A more detailed account in the “Gran Cronica de Alfonso XI” states that Uthman, the Berber general in command of the Moorish forces who had ridden to relieve the siege of Teba, found himself unable to lure the Christians away from the besieged castle and commit them to battle. In frustration, he sent a body of cavalry to carry out a diversionary attack across the Guadalteba river. At the same time Uthman planned to circle round and attack the Christian camp in the rear in an attempt to destroy the besieging army's supplies. King Alfonso, however, had received intelligence of Uthman's intentions and kept most of his army back in camp while he sent a small force out to deal with the attack on the river. It is presumed that Douglas and his company were part of the force who remained behind in the camp. When Uthman arrived at the camp he found Alfonso's men armed and ready. He abandoned his attack and hastily rode to support his diversionary force on the river. By the time he arrived, however, he found his men had been unable to withstand the Christian assault and were already starting to fall back. Unable to prevent a general rout, his force was driven back in confusion towards their camp in the Turon valley, 10 miles to the south.
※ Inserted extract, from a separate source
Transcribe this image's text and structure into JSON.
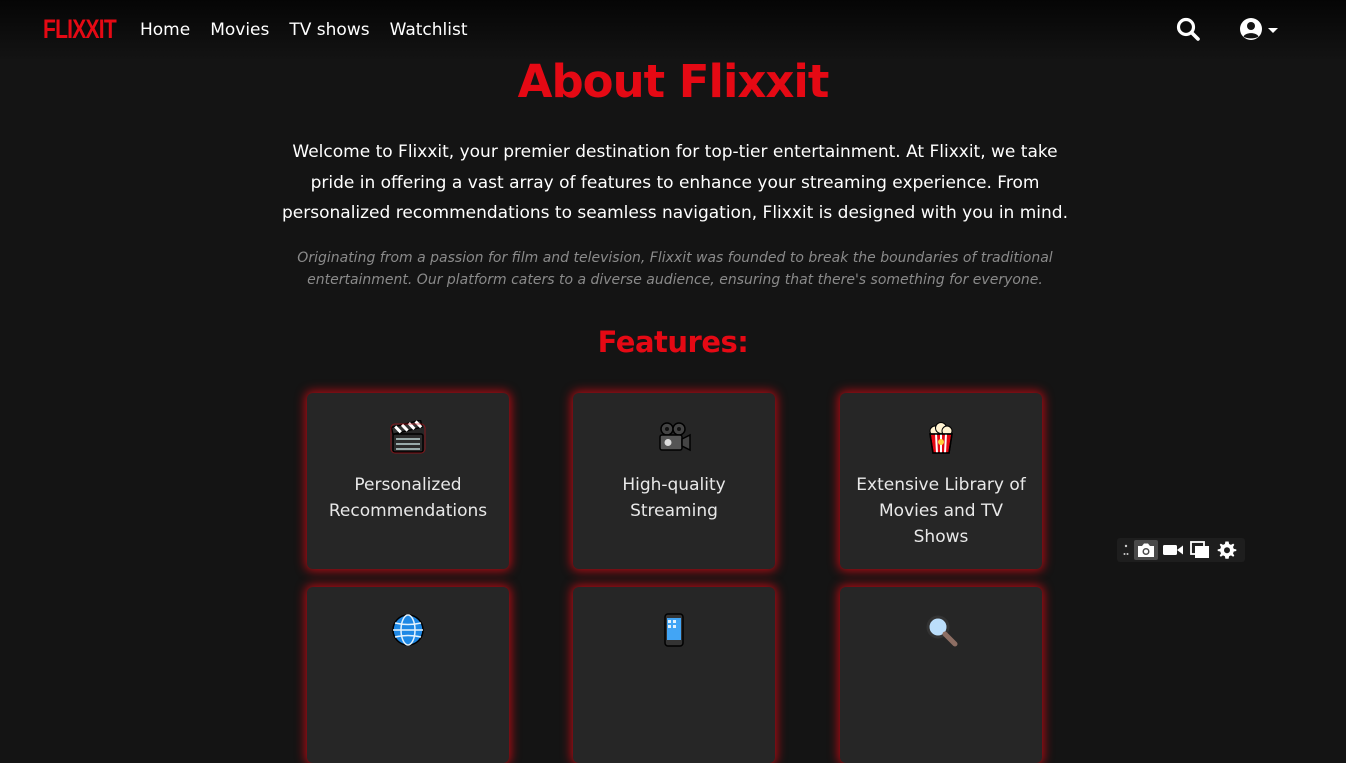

According to John Barbour's description of events, when the enemy broke, Sir James and his companions followed hard behind. Having outstripped most of his men in the pursuit, Douglas suddenly found himself far out in front with only a few of his followers around him. As he rode back to rejoin the main body, he saw Sir William St. Clair of Rosslyn surrounded by a body of Moors who had rallied and counterattacked. With the few knights who were with him, Douglas turned aside to attempt a rescue but, outnumbered twenty to one, the group was overrun. It has become a popular legend that Douglas then took from his neck the silver casket which contained the heart of Bruce and threw it before him among the enemy, saying:
"Now pass thou onward as thou wert wont, and Douglas will follow thee or die.”
Sir James and all the men caught with him were killed, including Sir William St. Clair of Rosslyn. After the battle, Douglas' body and the casket with Bruce's heart were recovered. His bones, the flesh boiled off them, were taken back to Scotland by Sir William Keith, and deposited at St Bride's Church. The heart of Bruce was taken by Moray, the regent, and solemnly interred under the high altar of Melrose Abbey.
Whatever the truth of the events of his death, he must have made a remarkable impression on the occupants of Teba who erected a monument to his memory in their town square and continue to celebrate an annual “Douglas Day” Festival, almost 700 years after the brave knight’s death. Here, in Scotland, there is nothing to remember this truly remarkable individual.
Ref:
Date:
Location:
Photographer: